**Input records:**

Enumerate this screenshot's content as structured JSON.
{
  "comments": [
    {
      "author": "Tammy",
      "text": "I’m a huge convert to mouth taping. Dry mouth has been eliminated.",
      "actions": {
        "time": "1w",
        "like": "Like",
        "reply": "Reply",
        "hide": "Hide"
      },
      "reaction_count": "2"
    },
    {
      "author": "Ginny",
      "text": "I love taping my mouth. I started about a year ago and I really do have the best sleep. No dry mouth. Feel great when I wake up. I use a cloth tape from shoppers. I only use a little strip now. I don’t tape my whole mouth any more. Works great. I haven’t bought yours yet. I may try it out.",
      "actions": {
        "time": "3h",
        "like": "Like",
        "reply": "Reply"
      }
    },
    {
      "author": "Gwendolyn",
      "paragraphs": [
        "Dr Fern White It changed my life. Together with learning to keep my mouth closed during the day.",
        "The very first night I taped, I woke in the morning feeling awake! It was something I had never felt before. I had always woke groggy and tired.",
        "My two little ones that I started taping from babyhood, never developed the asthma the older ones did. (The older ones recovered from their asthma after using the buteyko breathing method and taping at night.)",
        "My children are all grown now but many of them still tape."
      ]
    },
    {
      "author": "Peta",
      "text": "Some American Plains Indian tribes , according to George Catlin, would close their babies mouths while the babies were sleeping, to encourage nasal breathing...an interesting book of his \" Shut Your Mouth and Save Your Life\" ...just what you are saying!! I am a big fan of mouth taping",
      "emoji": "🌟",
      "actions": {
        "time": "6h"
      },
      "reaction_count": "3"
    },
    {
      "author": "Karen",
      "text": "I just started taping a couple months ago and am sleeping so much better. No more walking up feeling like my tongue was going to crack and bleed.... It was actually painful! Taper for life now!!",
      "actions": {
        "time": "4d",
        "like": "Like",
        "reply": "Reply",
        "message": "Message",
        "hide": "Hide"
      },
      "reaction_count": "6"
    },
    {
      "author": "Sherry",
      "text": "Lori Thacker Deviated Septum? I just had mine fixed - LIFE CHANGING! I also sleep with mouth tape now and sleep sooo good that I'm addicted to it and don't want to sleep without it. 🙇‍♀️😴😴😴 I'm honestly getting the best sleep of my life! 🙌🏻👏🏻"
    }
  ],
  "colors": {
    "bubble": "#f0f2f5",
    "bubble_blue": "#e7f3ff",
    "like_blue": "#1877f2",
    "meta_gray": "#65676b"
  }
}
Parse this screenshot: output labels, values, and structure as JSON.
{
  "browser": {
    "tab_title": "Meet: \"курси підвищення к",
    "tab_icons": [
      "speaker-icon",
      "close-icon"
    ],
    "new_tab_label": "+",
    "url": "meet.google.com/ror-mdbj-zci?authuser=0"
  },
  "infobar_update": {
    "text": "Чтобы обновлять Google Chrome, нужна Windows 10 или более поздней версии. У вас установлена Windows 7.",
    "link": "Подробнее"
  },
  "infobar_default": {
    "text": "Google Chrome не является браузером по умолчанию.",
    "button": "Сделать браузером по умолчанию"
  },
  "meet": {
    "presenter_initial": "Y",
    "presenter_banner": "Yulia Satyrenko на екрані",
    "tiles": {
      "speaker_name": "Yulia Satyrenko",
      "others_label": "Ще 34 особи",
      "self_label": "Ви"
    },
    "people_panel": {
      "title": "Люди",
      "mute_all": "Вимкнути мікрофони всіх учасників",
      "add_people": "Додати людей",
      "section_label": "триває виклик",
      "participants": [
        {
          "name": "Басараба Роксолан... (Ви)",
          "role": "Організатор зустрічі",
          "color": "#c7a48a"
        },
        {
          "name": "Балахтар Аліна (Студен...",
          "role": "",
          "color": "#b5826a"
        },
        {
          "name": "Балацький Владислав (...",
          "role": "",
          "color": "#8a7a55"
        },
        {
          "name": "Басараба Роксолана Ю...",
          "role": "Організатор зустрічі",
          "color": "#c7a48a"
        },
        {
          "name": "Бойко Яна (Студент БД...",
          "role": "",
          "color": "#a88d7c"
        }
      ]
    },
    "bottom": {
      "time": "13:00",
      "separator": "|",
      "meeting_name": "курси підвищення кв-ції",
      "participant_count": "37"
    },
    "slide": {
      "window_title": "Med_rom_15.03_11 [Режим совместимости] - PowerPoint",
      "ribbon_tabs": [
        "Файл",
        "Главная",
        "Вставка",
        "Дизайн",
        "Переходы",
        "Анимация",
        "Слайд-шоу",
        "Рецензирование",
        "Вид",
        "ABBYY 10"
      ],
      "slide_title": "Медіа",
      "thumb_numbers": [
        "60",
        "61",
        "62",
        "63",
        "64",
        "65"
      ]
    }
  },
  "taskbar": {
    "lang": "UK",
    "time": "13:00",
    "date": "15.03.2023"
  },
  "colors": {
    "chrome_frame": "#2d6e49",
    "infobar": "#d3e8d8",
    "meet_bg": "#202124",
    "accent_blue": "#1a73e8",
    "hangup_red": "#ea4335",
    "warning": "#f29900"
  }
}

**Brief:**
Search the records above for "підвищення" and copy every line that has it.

**Answer area:**
    "tab_title": "Meet: \"курси підвищення к",
      "meeting_name": "курси підвищення кв-ції",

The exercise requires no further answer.